A self-described old-timer, Bill Ragland had the technique down, buzzing his 7910 Domar to a 6.45 second victory that evoked huge cheers.
"That's a tough time to beat, but maybe my grandsons can do it," he said. "You can't make any bobbles, or its over. We never miss this day."
Muscled 20-somethings foundered as they tried to force the saw, binding it. Others had hard luck with stubborn knots.
Older loggers know how to finesse the saw more, said Terry Rose, a retired logger from Dolores who took a first place last year.
"Of course, more CCs doesn't hurt either," Rose said.
Harold Ragland battled younger competition, but prevailed.
"I'm fourth-generation logger. There's a bunch of us here today. The trick is to let the saw do the work and avoid human error," he said.
The event attracts newcomers each year, said organizer Debbie Valerio, who won the women's division.
"It's part of our history, and gets pretty competitive, as you can see," she said, pointing to a youngster throwing his hat after a disqualification.
Mike Williams, of Dolores, entered for the first time. He has been working for Tree Tender for the last year.

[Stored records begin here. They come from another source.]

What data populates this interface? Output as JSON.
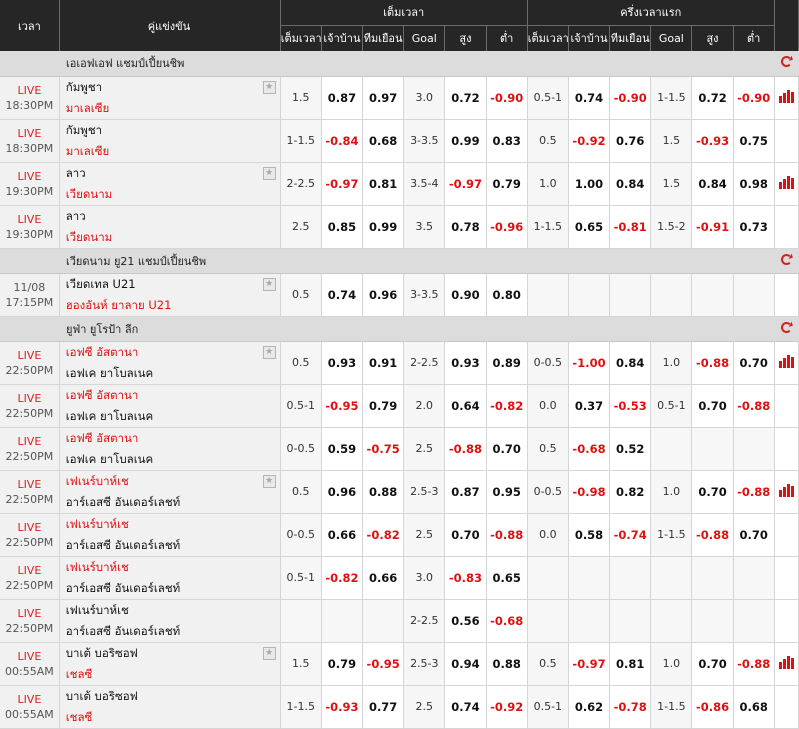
{
  "header": {
    "time": "เวลา",
    "match": "คู่แข่งขัน",
    "fulltime": "เต็มเวลา",
    "firsthalf": "ครึ่งเวลาแรก",
    "sub": [
      "เต็มเวลา",
      "เจ้าบ้าน",
      "ทีมเยือน",
      "Goal",
      "สูง",
      "ต่ำ",
      "เต็มเวลา",
      "เจ้าบ้าน",
      "ทีมเยือน",
      "Goal",
      "สูง",
      "ต่ำ"
    ]
  },
  "leagues": [
    {
      "name": "เอเอฟเอฟ แชมป์เปี้ยนชิพ",
      "rows": [
        {
          "status": "LIVE",
          "time": "18:30PM",
          "home": "กัมพูชา",
          "home_color": "black",
          "away": "มาเลเซีย",
          "away_color": "red",
          "star": true,
          "chart": true,
          "ft": [
            "1.5",
            "0.87",
            "0.97",
            "3.0",
            "0.72",
            "-0.90"
          ],
          "fh": [
            "0.5-1",
            "0.74",
            "-0.90",
            "1-1.5",
            "0.72",
            "-0.90"
          ]
        },
        {
          "status": "LIVE",
          "time": "18:30PM",
          "home": "กัมพูชา",
          "home_color": "black",
          "away": "มาเลเซีย",
          "away_color": "red",
          "star": false,
          "chart": false,
          "ft": [
            "1-1.5",
            "-0.84",
            "0.68",
            "3-3.5",
            "0.99",
            "0.83"
          ],
          "fh": [
            "0.5",
            "-0.92",
            "0.76",
            "1.5",
            "-0.93",
            "0.75"
          ]
        },
        {
          "status": "LIVE",
          "time": "19:30PM",
          "home": "ลาว",
          "home_color": "black",
          "away": "เวียดนาม",
          "away_color": "red",
          "star": true,
          "chart": true,
          "ft": [
            "2-2.5",
            "-0.97",
            "0.81",
            "3.5-4",
            "-0.97",
            "0.79"
          ],
          "fh": [
            "1.0",
            "1.00",
            "0.84",
            "1.5",
            "0.84",
            "0.98"
          ]
        },
        {
          "status": "LIVE",
          "time": "19:30PM",
          "home": "ลาว",
          "home_color": "black",
          "away": "เวียดนาม",
          "away_color": "red",
          "star": false,
          "chart": false,
          "ft": [
            "2.5",
            "0.85",
            "0.99",
            "3.5",
            "0.78",
            "-0.96"
          ],
          "fh": [
            "1-1.5",
            "0.65",
            "-0.81",
            "1.5-2",
            "-0.91",
            "0.73"
          ]
        }
      ]
    },
    {
      "name": "เวียดนาม ยู21 แชมป์เปี้ยนชิพ",
      "rows": [
        {
          "status": "11/08",
          "time": "17:15PM",
          "home": "เวียดเทล U21",
          "home_color": "black",
          "away": "ฮองอันห์ ยาลาย U21",
          "away_color": "red",
          "star": true,
          "chart": false,
          "ft": [
            "0.5",
            "0.74",
            "0.96",
            "3-3.5",
            "0.90",
            "0.80"
          ],
          "fh": [
            "",
            "",
            "",
            "",
            "",
            ""
          ]
        }
      ]
    },
    {
      "name": "ยูฟ่า ยูโรป้า ลีก",
      "rows": [
        {
          "status": "LIVE",
          "time": "22:50PM",
          "home": "เอฟซี อัสตานา",
          "home_color": "red",
          "away": "เอฟเค ยาโบลเนค",
          "away_color": "black",
          "star": true,
          "chart": true,
          "ft": [
            "0.5",
            "0.93",
            "0.91",
            "2-2.5",
            "0.93",
            "0.89"
          ],
          "fh": [
            "0-0.5",
            "-1.00",
            "0.84",
            "1.0",
            "-0.88",
            "0.70"
          ]
        },
        {
          "status": "LIVE",
          "time": "22:50PM",
          "home": "เอฟซี อัสตานา",
          "home_color": "red",
          "away": "เอฟเค ยาโบลเนค",
          "away_color": "black",
          "star": false,
          "chart": false,
          "ft": [
            "0.5-1",
            "-0.95",
            "0.79",
            "2.0",
            "0.64",
            "-0.82"
          ],
          "fh": [
            "0.0",
            "0.37",
            "-0.53",
            "0.5-1",
            "0.70",
            "-0.88"
          ]
        },
        {
          "status": "LIVE",
          "time": "22:50PM",
          "home": "เอฟซี อัสตานา",
          "home_color": "red",
          "away": "เอฟเค ยาโบลเนค",
          "away_color": "black",
          "star": false,
          "chart": false,
          "ft": [
            "0-0.5",
            "0.59",
            "-0.75",
            "2.5",
            "-0.88",
            "0.70"
          ],
          "fh": [
            "0.5",
            "-0.68",
            "0.52",
            "",
            "",
            ""
          ]
        },
        {
          "status": "LIVE",
          "time": "22:50PM",
          "home": "เฟเนร์บาห์เช",
          "home_color": "red",
          "away": "อาร์เอสซี อันเดอร์เลชท์",
          "away_color": "black",
          "star": true,
          "chart": true,
          "ft": [
            "0.5",
            "0.96",
            "0.88",
            "2.5-3",
            "0.87",
            "0.95"
          ],
          "fh": [
            "0-0.5",
            "-0.98",
            "0.82",
            "1.0",
            "0.70",
            "-0.88"
          ]
        },
        {
          "status": "LIVE",
          "time": "22:50PM",
          "home": "เฟเนร์บาห์เช",
          "home_color": "red",
          "away": "อาร์เอสซี อันเดอร์เลชท์",
          "away_color": "black",
          "star": false,
          "chart": false,
          "ft": [
            "0-0.5",
            "0.66",
            "-0.82",
            "2.5",
            "0.70",
            "-0.88"
          ],
          "fh": [
            "0.0",
            "0.58",
            "-0.74",
            "1-1.5",
            "-0.88",
            "0.70"
          ]
        },
        {
          "status": "LIVE",
          "time": "22:50PM",
          "home": "เฟเนร์บาห์เช",
          "home_color": "red",
          "away": "อาร์เอสซี อันเดอร์เลชท์",
          "away_color": "black",
          "star": false,
          "chart": false,
          "ft": [
            "0.5-1",
            "-0.82",
            "0.66",
            "3.0",
            "-0.83",
            "0.65"
          ],
          "fh": [
            "",
            "",
            "",
            "",
            "",
            ""
          ]
        },
        {
          "status": "LIVE",
          "time": "22:50PM",
          "home": "เฟเนร์บาห์เช",
          "home_color": "black",
          "away": "อาร์เอสซี อันเดอร์เลชท์",
          "away_color": "black",
          "star": false,
          "chart": false,
          "ft": [
            "",
            "",
            "",
            "2-2.5",
            "0.56",
            "-0.68"
          ],
          "fh": [
            "",
            "",
            "",
            "",
            "",
            ""
          ]
        },
        {
          "status": "LIVE",
          "time": "00:55AM",
          "home": "บาเต้ บอริซอฟ",
          "home_color": "black",
          "away": "เชลซี",
          "away_color": "red",
          "star": true,
          "chart": true,
          "ft": [
            "1.5",
            "0.79",
            "-0.95",
            "2.5-3",
            "0.94",
            "0.88"
          ],
          "fh": [
            "0.5",
            "-0.97",
            "0.81",
            "1.0",
            "0.70",
            "-0.88"
          ]
        },
        {
          "status": "LIVE",
          "time": "00:55AM",
          "home": "บาเต้ บอริซอฟ",
          "home_color": "black",
          "away": "เชลซี",
          "away_color": "red",
          "star": false,
          "chart": false,
          "ft": [
            "1-1.5",
            "-0.93",
            "0.77",
            "2.5",
            "0.74",
            "-0.92"
          ],
          "fh": [
            "0.5-1",
            "0.62",
            "-0.78",
            "1-1.5",
            "-0.86",
            "0.68"
          ]
        }
      ]
    }
  ],
  "colors": {
    "live": "#e02020",
    "negative": "#e01010",
    "header_bg": "#262626",
    "league_bg": "#dcdcdc"
  },
  "icons": {
    "star": "star-icon",
    "refresh": "refresh-icon",
    "chart": "bar-chart-icon"
  }
}
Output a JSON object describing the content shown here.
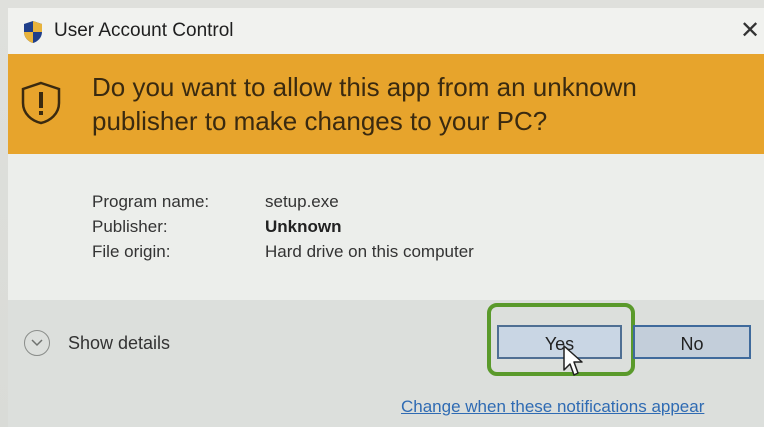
{
  "window": {
    "title": "User Account Control",
    "close_glyph": "✕"
  },
  "banner": {
    "question": "Do you want to allow this app from an unknown publisher to make changes to your PC?",
    "color": "#e7a42c",
    "icon": "warning-shield-icon"
  },
  "info": {
    "rows": [
      {
        "label": "Program name:",
        "value": "setup.exe"
      },
      {
        "label": "Publisher:",
        "value": "Unknown"
      },
      {
        "label": "File origin:",
        "value": "Hard drive on this computer"
      }
    ]
  },
  "footer": {
    "details_label": "Show details",
    "yes_label": "Yes",
    "no_label": "No",
    "highlight_color": "#5a9a2b",
    "link_text": "Change when these notifications appear"
  }
}
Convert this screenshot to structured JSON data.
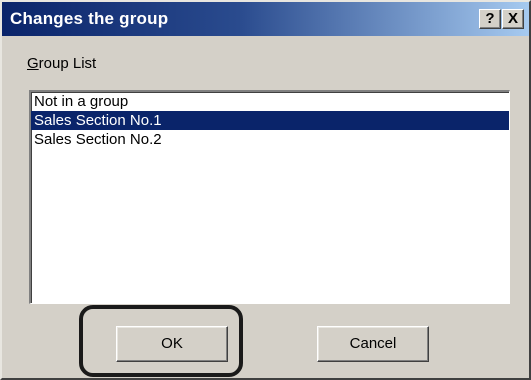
{
  "window": {
    "title": "Changes the group",
    "help_label": "?",
    "close_label": "X"
  },
  "group_list": {
    "label_mnemonic": "G",
    "label_rest": "roup List",
    "items": [
      {
        "label": "Not in a group",
        "selected": false
      },
      {
        "label": "Sales Section No.1",
        "selected": true
      },
      {
        "label": "Sales Section No.2",
        "selected": false
      }
    ]
  },
  "buttons": {
    "ok_label": "OK",
    "cancel_label": "Cancel"
  },
  "colors": {
    "title_bar": "#0a246a",
    "selection": "#0a246a",
    "dialog_face": "#d4d0c8",
    "highlight_ring": "#1a1a1a"
  }
}
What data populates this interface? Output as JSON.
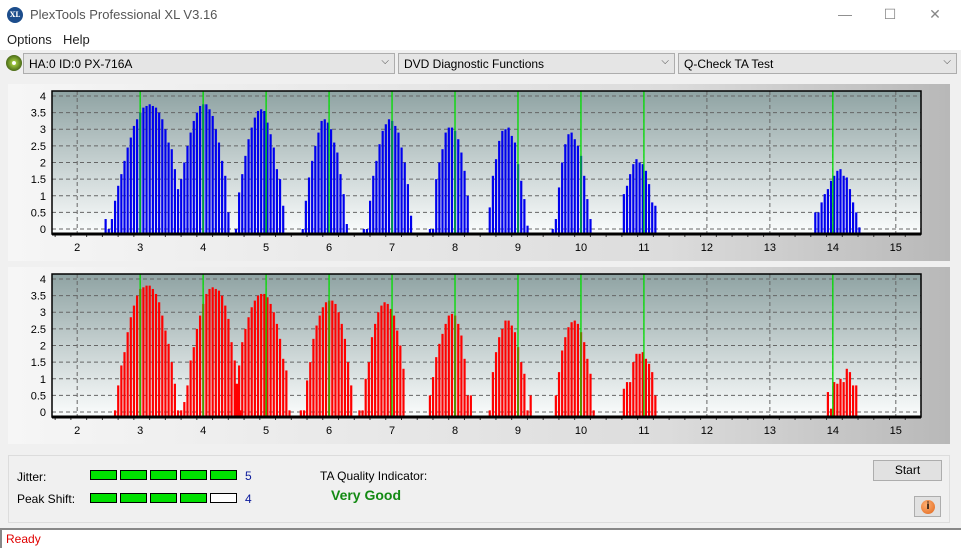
{
  "window": {
    "title": "PlexTools Professional XL V3.16",
    "app_icon_text": "XL",
    "minimize": "—",
    "maximize": "☐",
    "close": "✕"
  },
  "menu": {
    "items": [
      {
        "label": "Options"
      },
      {
        "label": "Help"
      }
    ]
  },
  "toolbar": {
    "drive_select": "HA:0 ID:0  PX-716A",
    "function_select": "DVD Diagnostic Functions",
    "test_select": "Q-Check TA Test",
    "chevron": "⌵"
  },
  "results": {
    "jitter_label": "Jitter:",
    "jitter_value": "5",
    "jitter_score": 5,
    "peak_shift_label": "Peak Shift:",
    "peak_shift_value": "4",
    "peak_shift_score": 4,
    "meter_max": 5,
    "ta_label": "TA Quality Indicator:",
    "ta_value": "Very Good"
  },
  "buttons": {
    "start": "Start",
    "info": "i"
  },
  "status": {
    "text": "Ready"
  },
  "colors": {
    "upper_bars": "#0000ee",
    "lower_bars": "#ff0000",
    "peak_lines": "#00dd00",
    "meter_on": "#00e000",
    "ta_good": "#138a13",
    "status": "#e00000"
  },
  "chart_data": [
    {
      "type": "bar",
      "name": "upper-ta-histogram",
      "xlim": [
        1.6,
        15.4
      ],
      "ylim": [
        -0.15,
        4.15
      ],
      "xticks": [
        2,
        3,
        4,
        5,
        6,
        7,
        8,
        9,
        10,
        11,
        12,
        13,
        14,
        15
      ],
      "yticks": [
        0,
        0.5,
        1,
        1.5,
        2,
        2.5,
        3,
        3.5,
        4
      ],
      "ytick_labels": [
        "0",
        "0.5",
        "1",
        "1.5",
        "2",
        "2.5",
        "3",
        "3.5",
        "4"
      ],
      "grid": true,
      "peak_markers": [
        3,
        4,
        5,
        6,
        7,
        8,
        9,
        10,
        11,
        14
      ],
      "clusters": [
        {
          "start": 2.45,
          "values": [
            0.3,
            0,
            0.3,
            0.85,
            1.3,
            1.65,
            2.05,
            2.45,
            2.75,
            3.1,
            3.3,
            3.5,
            3.65,
            3.7,
            3.75,
            3.7,
            3.65,
            3.5,
            3.3,
            3.0,
            2.6,
            2.4,
            1.8,
            1.2,
            1.5,
            2.0,
            2.5,
            2.9,
            3.25,
            3.5,
            3.7,
            3.75,
            3.75,
            3.6,
            3.4,
            3.0,
            2.6,
            2.05,
            1.6,
            0.5
          ]
        },
        {
          "start": 4.52,
          "values": [
            0,
            1.1,
            1.65,
            2.2,
            2.7,
            3.05,
            3.35,
            3.55,
            3.6,
            3.55,
            3.2,
            2.85,
            2.45,
            1.8,
            1.5,
            0.7
          ]
        },
        {
          "start": 5.58,
          "values": [
            0,
            0.85,
            1.55,
            2.05,
            2.5,
            2.9,
            3.25,
            3.3,
            3.2,
            3.0,
            2.6,
            2.3,
            1.65,
            1.05,
            0.15
          ]
        },
        {
          "start": 6.55,
          "values": [
            0,
            0,
            0.85,
            1.6,
            2.05,
            2.55,
            2.95,
            3.15,
            3.3,
            3.25,
            3.1,
            2.9,
            2.45,
            2.0,
            1.35,
            0.4
          ]
        },
        {
          "start": 7.6,
          "values": [
            0,
            0,
            1.5,
            2.0,
            2.4,
            2.9,
            3.05,
            3.05,
            2.95,
            2.7,
            2.3,
            1.75,
            1.0
          ]
        },
        {
          "start": 8.55,
          "values": [
            0.65,
            1.6,
            2.1,
            2.65,
            2.95,
            3.0,
            3.05,
            2.8,
            2.6,
            1.95,
            1.45,
            0.9,
            0.1
          ]
        },
        {
          "start": 9.55,
          "values": [
            0,
            0.3,
            1.25,
            2.0,
            2.55,
            2.85,
            2.9,
            2.7,
            2.5,
            2.2,
            1.6,
            0.9,
            0.3
          ]
        },
        {
          "start": 10.68,
          "values": [
            1.05,
            1.3,
            1.65,
            1.95,
            2.1,
            2.0,
            1.95,
            1.75,
            1.35,
            0.8,
            0.7
          ]
        },
        {
          "start": 13.72,
          "values": [
            0.5,
            0.5,
            0.8,
            1.05,
            1.2,
            1.45,
            1.6,
            1.75,
            1.8,
            1.6,
            1.55,
            1.2,
            0.8,
            0.5,
            0.05
          ]
        }
      ],
      "bar_step": 0.05
    },
    {
      "type": "bar",
      "name": "lower-ta-histogram",
      "xlim": [
        1.6,
        15.4
      ],
      "ylim": [
        -0.15,
        4.15
      ],
      "xticks": [
        2,
        3,
        4,
        5,
        6,
        7,
        8,
        9,
        10,
        11,
        12,
        13,
        14,
        15
      ],
      "yticks": [
        0,
        0.5,
        1,
        1.5,
        2,
        2.5,
        3,
        3.5,
        4
      ],
      "ytick_labels": [
        "0",
        "0.5",
        "1",
        "1.5",
        "2",
        "2.5",
        "3",
        "3.5",
        "4"
      ],
      "grid": true,
      "peak_markers": [
        3,
        4,
        5,
        6,
        7,
        8,
        9,
        10,
        11,
        14
      ],
      "clusters": [
        {
          "start": 2.6,
          "values": [
            0.05,
            0.8,
            1.4,
            1.8,
            2.4,
            2.85,
            3.2,
            3.5,
            3.7,
            3.75,
            3.8,
            3.8,
            3.7,
            3.55,
            3.3,
            2.9,
            2.45,
            2.05,
            1.5,
            0.85,
            0.05,
            0.05,
            0.3,
            0.8,
            1.55,
            1.95,
            2.5,
            2.9,
            3.25,
            3.55,
            3.7,
            3.75,
            3.7,
            3.65,
            3.5,
            3.2,
            2.8,
            2.1,
            1.55,
            0.85,
            0.05
          ]
        },
        {
          "start": 4.52,
          "values": [
            0.85,
            1.4,
            2.1,
            2.5,
            2.85,
            3.15,
            3.35,
            3.5,
            3.55,
            3.55,
            3.45,
            3.25,
            3.0,
            2.65,
            2.2,
            1.6,
            1.25,
            0.05
          ]
        },
        {
          "start": 5.55,
          "values": [
            0.05,
            0.05,
            0.95,
            1.5,
            2.2,
            2.6,
            2.9,
            3.15,
            3.3,
            3.35,
            3.35,
            3.25,
            3.0,
            2.65,
            2.2,
            1.5,
            0.8
          ]
        },
        {
          "start": 6.48,
          "values": [
            0.05,
            0.05,
            1.0,
            1.5,
            2.25,
            2.65,
            3.0,
            3.2,
            3.3,
            3.25,
            3.1,
            2.9,
            2.45,
            2.0,
            1.3
          ]
        },
        {
          "start": 7.6,
          "values": [
            0.5,
            1.05,
            1.65,
            2.05,
            2.35,
            2.65,
            2.9,
            2.95,
            2.9,
            2.65,
            2.3,
            1.6,
            0.5,
            0.5
          ]
        },
        {
          "start": 8.55,
          "values": [
            0.05,
            1.2,
            1.8,
            2.25,
            2.5,
            2.75,
            2.75,
            2.6,
            2.4,
            1.95,
            1.5,
            1.15,
            0.05,
            0.5
          ]
        },
        {
          "start": 9.6,
          "values": [
            0.5,
            1.2,
            1.85,
            2.25,
            2.55,
            2.7,
            2.75,
            2.65,
            2.4,
            2.1,
            1.6,
            1.15,
            0.05
          ]
        },
        {
          "start": 10.68,
          "values": [
            0.7,
            0.9,
            0.9,
            1.5,
            1.75,
            1.75,
            1.8,
            1.6,
            1.45,
            1.2,
            0.5
          ]
        },
        {
          "start": 13.92,
          "values": [
            0.6,
            0.1,
            0.9,
            0.85,
            1.0,
            0.9,
            1.3,
            1.2,
            0.8,
            0.8
          ]
        }
      ],
      "bar_step": 0.05
    }
  ]
}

"I thought I'd give it a shot. I make a living climbing trees and working with my chain saw," he said. "Today is a rush, and the crowd makes it pretty intense."
Later on, tattooed muscle-heads faced off in the arm-wrestling competition.
Rich Morris won the heavyweight class. Robert Hunter won the middleweight, and Chaz Thompson won the lightweight title.
"He (Justin Smith) was a really strong dude. It was a great competition," Morris said.
Among the women, Winnie Reed gave herself an early birthday present by winning first place by beating Janet Hugg. She turned 59 on Sunday.
"I was going to retire after winning last year, but they talked me into it again. It was fun," she said about beating the youngsters.